Peter’s instruction is really quite different from that the typical ancient and modern apocalyptics. In the 19th century apocalyptic figures (e.g., the Millerites) and in the 20th and 21st centuries (e.g., Harold Camping) set dates for the return of Christ. Their followers sold their possessions and acted irrationally. There is a difference between alertness and paranoia. Date-setting is rationalism and the date-setters have done much harm to the credibility of the faith. They have made Christianity look foolish not for the sake of the gospel, as Paul and Peter did—the message of the cross is considered foolishness by those who are perishing (1 Cor 1:18)—but because of their stupid and stubborn predictions about things that our Lord plainly said cannot be known. Their behavior (and their arrogant refusal to hear correction from the Word of God) is the exact opposite of the sanity and soberness to which Peter here calls us.

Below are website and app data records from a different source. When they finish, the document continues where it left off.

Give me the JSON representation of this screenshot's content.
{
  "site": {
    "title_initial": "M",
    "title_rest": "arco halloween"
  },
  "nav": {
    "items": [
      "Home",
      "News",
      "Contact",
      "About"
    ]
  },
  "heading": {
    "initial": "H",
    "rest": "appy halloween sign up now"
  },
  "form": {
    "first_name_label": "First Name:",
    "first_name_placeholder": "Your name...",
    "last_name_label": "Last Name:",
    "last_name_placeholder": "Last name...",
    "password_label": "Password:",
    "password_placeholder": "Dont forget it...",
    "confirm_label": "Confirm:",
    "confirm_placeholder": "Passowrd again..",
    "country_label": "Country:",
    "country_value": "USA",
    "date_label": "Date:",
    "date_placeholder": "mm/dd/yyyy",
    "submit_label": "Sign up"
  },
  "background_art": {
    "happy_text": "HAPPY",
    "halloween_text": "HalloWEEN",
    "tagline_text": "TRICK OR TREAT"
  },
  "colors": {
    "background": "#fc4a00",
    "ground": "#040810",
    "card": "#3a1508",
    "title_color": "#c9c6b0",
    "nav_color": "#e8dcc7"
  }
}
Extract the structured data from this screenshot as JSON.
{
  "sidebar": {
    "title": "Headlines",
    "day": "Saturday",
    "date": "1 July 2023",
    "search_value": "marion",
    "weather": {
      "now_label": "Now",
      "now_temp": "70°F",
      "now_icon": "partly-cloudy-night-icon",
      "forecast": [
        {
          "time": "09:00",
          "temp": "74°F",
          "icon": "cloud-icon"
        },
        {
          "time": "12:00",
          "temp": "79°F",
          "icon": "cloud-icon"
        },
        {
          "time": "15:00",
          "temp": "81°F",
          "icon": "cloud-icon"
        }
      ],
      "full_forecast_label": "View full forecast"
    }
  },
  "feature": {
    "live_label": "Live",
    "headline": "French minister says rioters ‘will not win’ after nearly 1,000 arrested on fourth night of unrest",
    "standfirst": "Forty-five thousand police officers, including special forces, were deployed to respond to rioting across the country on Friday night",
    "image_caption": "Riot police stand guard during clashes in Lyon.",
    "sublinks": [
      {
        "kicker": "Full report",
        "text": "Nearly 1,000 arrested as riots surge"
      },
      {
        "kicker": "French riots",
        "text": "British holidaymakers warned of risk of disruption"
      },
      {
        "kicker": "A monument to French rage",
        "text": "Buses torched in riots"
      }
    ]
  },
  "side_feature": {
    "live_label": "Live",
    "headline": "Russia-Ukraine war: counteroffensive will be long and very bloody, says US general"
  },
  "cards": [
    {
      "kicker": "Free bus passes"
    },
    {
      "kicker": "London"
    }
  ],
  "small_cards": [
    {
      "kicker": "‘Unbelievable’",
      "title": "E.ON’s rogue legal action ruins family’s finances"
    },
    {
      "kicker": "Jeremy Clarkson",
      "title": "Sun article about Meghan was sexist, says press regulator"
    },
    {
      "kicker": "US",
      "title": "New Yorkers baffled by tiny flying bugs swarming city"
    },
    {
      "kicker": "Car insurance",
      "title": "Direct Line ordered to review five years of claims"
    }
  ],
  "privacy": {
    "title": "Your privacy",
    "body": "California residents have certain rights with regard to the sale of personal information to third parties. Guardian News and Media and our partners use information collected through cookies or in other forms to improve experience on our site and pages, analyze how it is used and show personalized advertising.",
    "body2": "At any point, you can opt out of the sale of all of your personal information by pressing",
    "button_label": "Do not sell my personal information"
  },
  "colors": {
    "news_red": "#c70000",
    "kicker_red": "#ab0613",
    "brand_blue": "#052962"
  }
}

Let us live as those “upon whom the end of the ages” (1 Cor 10:11; Heb 9:26) has come. Let us be alert. Let us be sober and let us remember that we are already, by grace alone (sola gratia), through faith alone (sola fide), participating in the last days, just as it was in the days of Noah. They too were those upon whom the end of that age had come. They participated in the the end by faith as they lived alert and sober lives. When the end of the world that then was (2 Pet 3:6) happened, they were ready. The ark was built. Christ saved them just as he has saved us and shall save us when the rain, as it were, begins to fall again.

Here are all the posts on 1 Peter.

    Post authored by:

  • R. Scott Clark
    Author Image

    R.Scott Clark is the President of the Heidelberg Reformation Association, the author and editor of, and contributor to several books and the author of many articles. He has taught church history and historical theology since 1997 at Westminster Seminary California. He has also taught at Wheaton College, Reformed Theological Seminary, and Concordia University. He has hosted the Heidelblog since 2007.

    More by R. Scott Clark ›

Subscribe to the Heidelblog today!


  1. ‘Let us be alert. Let us be sober and let us remember that we are already, by grace alone, through faith alone, participating in the last days, just as it was in the days of Noah’

    Thanks for that, am preaching on that very thing week after next, and while exhorting Noah’s mindset who lived a life of faith waiting for it to start raining (which in this age will be a deluge of fire instead of water), also want to emphasise our present responsibility toward those around us, especially to the household of faith. “Except your brother be with you, you shall not see my face.”

Comments are closed.